The British Press, with its characteristic impudence (and still more characteristic confidence in the gullibility of its public), seeks to represent the present disturbances as purely directed against Greeks. It carefully conceals the fact that such “Greeks” as there are in Cairo and Alexandria are large employers of labour and their hangers on, so that anything of the nature of proletarian unrest must take the form of hostility to “Greeks” and other “foreigners” to Egypt. Moreover the maintenance of British Rule demands a close solidarity between the agents of that Rule and the financial interests—be they Greek or Barbarian—which provide the only soul actuating its vile body.
Whether at home in Britain or beyond the sea in Ireland, Egypt or India the record of “English ideas of Government” is the same. For those who have all that there is to have—yea and more a1so! From those who have not shall be taken away even the hope which is all they have!
In the dark days of the war nothing provoked official British indignation so much as the suggestion that the Germans really thought themselves able to rule the earth better than anybody else. In the dark days of the peace nothing provokes the same indignant wrath so much as a suggestion that the British Empire is not able to rule everybody better than they can possibly do it themselves. This is the Pax Britannica before which the Morning Post burns incense and at whose shrine “Thy Servant Alfred” functions as Grand Lama!
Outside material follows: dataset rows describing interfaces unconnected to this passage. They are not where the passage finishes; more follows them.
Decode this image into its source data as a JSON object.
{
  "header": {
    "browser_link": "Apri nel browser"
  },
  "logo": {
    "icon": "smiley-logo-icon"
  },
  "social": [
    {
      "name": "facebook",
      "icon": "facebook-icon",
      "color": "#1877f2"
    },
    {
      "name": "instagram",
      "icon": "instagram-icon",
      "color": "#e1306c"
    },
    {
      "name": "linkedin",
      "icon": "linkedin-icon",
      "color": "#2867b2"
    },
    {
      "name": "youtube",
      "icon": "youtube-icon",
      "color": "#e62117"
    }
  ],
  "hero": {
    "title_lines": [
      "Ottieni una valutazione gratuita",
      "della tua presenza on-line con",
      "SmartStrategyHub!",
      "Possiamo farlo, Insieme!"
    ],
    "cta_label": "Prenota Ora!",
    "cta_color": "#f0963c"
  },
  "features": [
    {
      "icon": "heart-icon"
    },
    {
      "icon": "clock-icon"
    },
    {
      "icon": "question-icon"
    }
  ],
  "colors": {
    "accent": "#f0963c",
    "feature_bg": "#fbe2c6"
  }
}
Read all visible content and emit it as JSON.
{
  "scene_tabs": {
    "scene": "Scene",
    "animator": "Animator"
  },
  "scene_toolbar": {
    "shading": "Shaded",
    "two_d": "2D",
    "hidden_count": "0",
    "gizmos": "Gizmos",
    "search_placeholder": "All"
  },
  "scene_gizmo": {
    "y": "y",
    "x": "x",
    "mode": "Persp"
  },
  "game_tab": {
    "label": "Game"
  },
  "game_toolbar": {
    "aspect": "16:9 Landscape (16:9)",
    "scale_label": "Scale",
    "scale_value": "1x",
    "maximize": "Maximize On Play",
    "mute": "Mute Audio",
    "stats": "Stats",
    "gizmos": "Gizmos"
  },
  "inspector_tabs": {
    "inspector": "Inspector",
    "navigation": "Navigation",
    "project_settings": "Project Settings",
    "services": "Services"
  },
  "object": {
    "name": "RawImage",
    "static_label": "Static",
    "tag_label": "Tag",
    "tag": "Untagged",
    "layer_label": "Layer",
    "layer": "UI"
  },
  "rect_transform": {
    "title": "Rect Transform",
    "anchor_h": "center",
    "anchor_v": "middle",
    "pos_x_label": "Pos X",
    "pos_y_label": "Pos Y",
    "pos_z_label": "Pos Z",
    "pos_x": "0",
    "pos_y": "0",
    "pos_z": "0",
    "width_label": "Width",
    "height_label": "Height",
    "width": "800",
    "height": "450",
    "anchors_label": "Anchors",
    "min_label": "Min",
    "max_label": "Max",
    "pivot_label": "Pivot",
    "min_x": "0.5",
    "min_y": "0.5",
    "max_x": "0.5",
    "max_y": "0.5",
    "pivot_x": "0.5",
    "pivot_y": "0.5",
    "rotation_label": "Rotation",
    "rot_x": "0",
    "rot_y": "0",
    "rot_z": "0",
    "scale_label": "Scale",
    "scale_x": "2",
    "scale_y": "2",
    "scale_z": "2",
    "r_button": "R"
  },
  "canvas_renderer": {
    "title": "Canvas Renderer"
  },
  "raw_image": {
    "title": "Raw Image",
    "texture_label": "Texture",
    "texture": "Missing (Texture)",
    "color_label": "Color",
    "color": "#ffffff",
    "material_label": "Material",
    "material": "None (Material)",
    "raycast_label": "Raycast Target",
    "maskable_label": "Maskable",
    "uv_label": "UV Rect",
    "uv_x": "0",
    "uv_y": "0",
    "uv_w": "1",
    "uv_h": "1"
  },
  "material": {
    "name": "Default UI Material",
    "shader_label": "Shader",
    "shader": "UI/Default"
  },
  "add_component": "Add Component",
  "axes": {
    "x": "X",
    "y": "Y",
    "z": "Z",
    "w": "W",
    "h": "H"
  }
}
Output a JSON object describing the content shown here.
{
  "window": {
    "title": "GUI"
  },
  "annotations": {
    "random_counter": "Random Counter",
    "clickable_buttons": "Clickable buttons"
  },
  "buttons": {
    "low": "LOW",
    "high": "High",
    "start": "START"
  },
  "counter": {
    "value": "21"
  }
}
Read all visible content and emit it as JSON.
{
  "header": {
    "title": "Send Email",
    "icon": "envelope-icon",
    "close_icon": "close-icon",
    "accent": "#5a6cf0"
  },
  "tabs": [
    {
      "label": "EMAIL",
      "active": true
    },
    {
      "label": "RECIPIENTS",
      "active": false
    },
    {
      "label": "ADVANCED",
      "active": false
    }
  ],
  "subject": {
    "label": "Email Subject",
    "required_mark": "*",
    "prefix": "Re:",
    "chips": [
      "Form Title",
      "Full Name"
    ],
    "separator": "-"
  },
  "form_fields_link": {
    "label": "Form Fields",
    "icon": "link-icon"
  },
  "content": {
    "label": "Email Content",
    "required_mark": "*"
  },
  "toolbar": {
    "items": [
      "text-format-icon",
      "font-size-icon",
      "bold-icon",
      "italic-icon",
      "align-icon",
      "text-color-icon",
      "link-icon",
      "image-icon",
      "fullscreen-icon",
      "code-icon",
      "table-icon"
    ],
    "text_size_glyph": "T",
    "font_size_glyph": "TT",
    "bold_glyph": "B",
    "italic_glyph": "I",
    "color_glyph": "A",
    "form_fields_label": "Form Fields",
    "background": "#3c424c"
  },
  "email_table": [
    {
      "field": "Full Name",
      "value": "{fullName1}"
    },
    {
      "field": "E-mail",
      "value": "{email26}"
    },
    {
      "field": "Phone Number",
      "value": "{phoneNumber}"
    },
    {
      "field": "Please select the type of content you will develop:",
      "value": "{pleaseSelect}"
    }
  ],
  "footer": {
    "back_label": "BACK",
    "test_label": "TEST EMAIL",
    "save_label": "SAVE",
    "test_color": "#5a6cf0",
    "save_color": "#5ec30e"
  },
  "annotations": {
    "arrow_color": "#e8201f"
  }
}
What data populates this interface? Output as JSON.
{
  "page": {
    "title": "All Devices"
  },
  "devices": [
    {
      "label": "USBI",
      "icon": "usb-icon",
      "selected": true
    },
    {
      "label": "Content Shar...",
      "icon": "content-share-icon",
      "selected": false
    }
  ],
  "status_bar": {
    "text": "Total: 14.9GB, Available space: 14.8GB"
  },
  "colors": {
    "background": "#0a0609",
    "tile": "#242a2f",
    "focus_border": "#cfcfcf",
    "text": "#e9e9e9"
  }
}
Not until the Proletarians of Britain learn to respect themselves as men should will there be a chance of relief from the greatest and most disgusting humbug that ever reared it shame blatant over all the earth.